Collaborative meta-analysis finds no evidence of a strong interaction between stress and 5-HTTLPR genotype contributing to the development of depression.

01 Ene 2018

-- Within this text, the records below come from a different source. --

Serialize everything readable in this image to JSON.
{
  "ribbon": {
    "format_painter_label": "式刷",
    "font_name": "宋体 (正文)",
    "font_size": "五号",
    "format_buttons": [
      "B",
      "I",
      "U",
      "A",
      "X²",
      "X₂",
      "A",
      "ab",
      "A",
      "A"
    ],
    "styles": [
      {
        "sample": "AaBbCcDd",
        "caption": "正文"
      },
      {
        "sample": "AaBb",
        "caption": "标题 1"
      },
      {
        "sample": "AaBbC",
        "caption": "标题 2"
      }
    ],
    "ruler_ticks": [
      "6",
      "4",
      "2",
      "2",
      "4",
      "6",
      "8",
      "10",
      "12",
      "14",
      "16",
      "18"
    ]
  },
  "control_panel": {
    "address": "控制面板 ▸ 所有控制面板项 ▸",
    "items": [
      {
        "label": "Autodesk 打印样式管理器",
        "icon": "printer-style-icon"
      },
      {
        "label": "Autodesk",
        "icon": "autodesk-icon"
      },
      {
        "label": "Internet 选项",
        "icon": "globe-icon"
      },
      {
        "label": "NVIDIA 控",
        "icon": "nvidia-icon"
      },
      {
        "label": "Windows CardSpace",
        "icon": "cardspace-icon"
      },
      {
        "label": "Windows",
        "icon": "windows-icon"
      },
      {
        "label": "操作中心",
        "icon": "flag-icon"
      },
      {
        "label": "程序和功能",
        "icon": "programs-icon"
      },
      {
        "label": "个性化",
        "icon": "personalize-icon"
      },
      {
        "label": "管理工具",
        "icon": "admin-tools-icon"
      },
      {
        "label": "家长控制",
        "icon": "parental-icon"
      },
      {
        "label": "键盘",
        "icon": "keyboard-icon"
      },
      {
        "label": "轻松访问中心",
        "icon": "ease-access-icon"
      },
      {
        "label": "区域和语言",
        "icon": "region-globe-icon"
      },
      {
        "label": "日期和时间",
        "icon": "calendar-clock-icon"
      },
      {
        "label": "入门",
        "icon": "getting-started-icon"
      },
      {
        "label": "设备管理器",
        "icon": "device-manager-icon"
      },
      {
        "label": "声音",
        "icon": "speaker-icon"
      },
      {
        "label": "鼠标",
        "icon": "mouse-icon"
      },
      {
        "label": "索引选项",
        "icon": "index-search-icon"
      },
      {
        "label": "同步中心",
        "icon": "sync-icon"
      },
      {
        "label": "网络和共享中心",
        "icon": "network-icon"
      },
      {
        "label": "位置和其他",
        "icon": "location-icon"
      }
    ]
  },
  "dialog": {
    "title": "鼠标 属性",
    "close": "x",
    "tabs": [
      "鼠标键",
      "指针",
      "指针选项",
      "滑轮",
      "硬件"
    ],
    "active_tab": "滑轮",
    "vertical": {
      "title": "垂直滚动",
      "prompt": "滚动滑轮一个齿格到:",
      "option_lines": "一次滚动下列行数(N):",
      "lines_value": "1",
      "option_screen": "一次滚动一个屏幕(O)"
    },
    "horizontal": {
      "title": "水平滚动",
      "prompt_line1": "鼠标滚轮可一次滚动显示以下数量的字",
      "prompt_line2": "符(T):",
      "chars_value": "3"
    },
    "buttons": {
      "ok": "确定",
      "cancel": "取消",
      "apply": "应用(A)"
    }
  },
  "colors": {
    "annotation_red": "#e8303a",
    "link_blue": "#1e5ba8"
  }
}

Culverhouse RC, Saccone NL, Horton AC, Ma Y, Anstey KJ, Banaschewski T, Burmeister M, Cohen-Woods S, Etain B, Fisher HL, Goldman N, Guillaume S, Horwood J, Juhasz G, Lester KJ, Mandelli L, Middeldorp CM, Olié E, Villafuerte S, Air TM, Araya R, Bowes L, Burns R, Byrne EM, Coffey C, Coventry WL, Gawronski KAB, Glei D, Hatzimanolis A, Hottenga JJ, Jaussent I, Jawahar C, Jennen-Steinmetz C, Kramer JR, Lajnef M, Little K, Zu Schwabedissen HM, Nauck M, Nederhof E, Petschner P, Peyrot WJ, Schwahn C, Sinnamon G, Stacey D, Tian Y, Toben C, Van der Auwera S, Wainwright N, Wang JC, Willemsen G, Anderson IM, Arolt V, Åslund C, Bagdy G, Baune BT, Bellivier F, Boomsma DI, Courtet P, Dannlowski U, de Geus EJC, Deakin JFW, Easteal S, Eley T, Fergusson DM, Goate AM, Gonda X, Grabe HJ, Holzman C, Johnson EO, Kennedy M, Laucht M, Martin NG, Munafò MR, Nilsson KW, Oldehinkel AJ, Olsson CA, Ormel J, Otte C, Patton GC, Penninx BWJH, Ritchie K, Sarchiapone M, Scheid JM, Serretti A, Smit JH, Stefanis NC, Surtees PG, Völzke H, Weinstein M, Whooley M, Nurnberger JI Jr, Breslau N, Bierut LJ

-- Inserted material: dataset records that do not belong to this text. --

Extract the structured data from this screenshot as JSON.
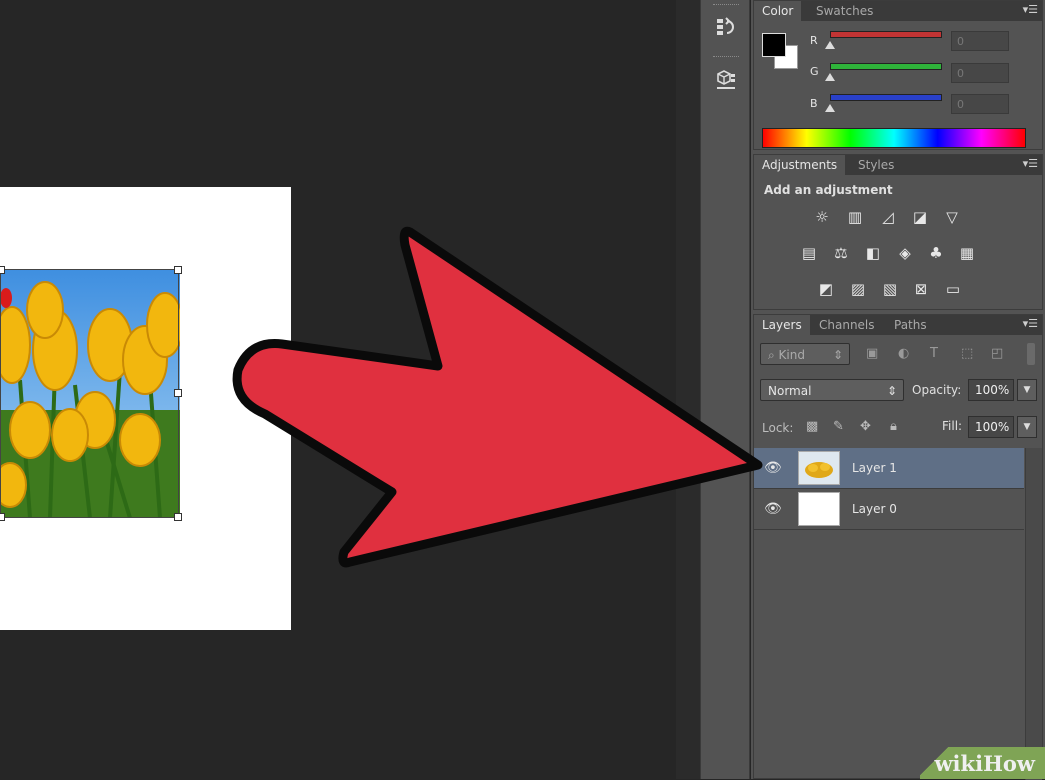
{
  "colors": {
    "accent_red": "#e0303f",
    "panel_bg": "#535353",
    "canvas_bg": "#262626",
    "selection": "#5f6f86",
    "watermark_green": "#7fa455"
  },
  "dock": {
    "icons": [
      "history-icon",
      "3d-icon"
    ]
  },
  "color_panel": {
    "tabs": [
      "Color",
      "Swatches"
    ],
    "channels": [
      {
        "label": "R",
        "value": "0",
        "track_color": "#c23434"
      },
      {
        "label": "G",
        "value": "0",
        "track_color": "#2fb33a"
      },
      {
        "label": "B",
        "value": "0",
        "track_color": "#2940c9"
      }
    ]
  },
  "adjustments_panel": {
    "tabs": [
      "Adjustments",
      "Styles"
    ],
    "heading": "Add an adjustment",
    "icons": [
      [
        "brightness-icon",
        "levels-icon",
        "curves-icon",
        "exposure-icon",
        "vibrance-icon"
      ],
      [
        "hue-saturation-icon",
        "color-balance-icon",
        "black-white-icon",
        "photo-filter-icon",
        "channel-mixer-icon",
        "color-lookup-icon"
      ],
      [
        "invert-icon",
        "posterize-icon",
        "threshold-icon",
        "selective-color-icon",
        "gradient-map-icon"
      ]
    ]
  },
  "layers_panel": {
    "tabs": [
      "Layers",
      "Channels",
      "Paths"
    ],
    "filter_label": "Kind",
    "blend_mode": "Normal",
    "opacity_label": "Opacity:",
    "opacity_value": "100%",
    "lock_label": "Lock:",
    "fill_label": "Fill:",
    "fill_value": "100%",
    "layers": [
      {
        "name": "Layer 1",
        "selected": true
      },
      {
        "name": "Layer 0",
        "selected": false
      }
    ]
  },
  "watermark": {
    "brand": "wikiHow"
  }
}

The hypothesis that the S allele of the 5-HTTLPR serotonin transporter promoter region is associated with increased risk of depression, but only in individuals exposed to stressful situations, has generated much interest, research and controversy since first proposed in 2003. Multiple meta-analyses combining results from heterogeneous analyses have not settled the issue. To determine the magnitude of the interaction and the conditions under which it might be observed, we performed new analyses on 31 data sets containing 38 802 European ancestry subjects genotyped for 5-HTTLPR and assessed for depression and childhood maltreatment or other stressful life events, and meta-analysed the results. Analyses targeted two stressors (narrow, broad) and two depression outcomes (current, lifetime). All groups that published on this topic prior to the initiation of our study and met the assessment and sample size criteria were invited to participate. Additional groups, identified by consortium members or self-identified in response to our protocol (published prior to the start of analysis) with qualifying unpublished data, were also invited to participate. A uniform data analysis script implementing the protocol was executed by each of the consortium members. Our findings do not support the interaction hypothesis. We found no subgroups or variable definitions for which an interaction between stress and 5-HTTLPR genotype was statistically significant. In contrast, our findings for the main effects of life stressors (strong risk factor) and 5-HTTLPR genotype (no impact on risk) are strikingly consistent across our contributing studies, the original study reporting the interaction and subsequent meta-analyses. Our conclusion is that if an interaction exists in which the S allele of 5-HTTLPR increases risk of depression only in stressed individuals, then it is not broadly generalisable, but must be of modest effect size and only observable in limited situations.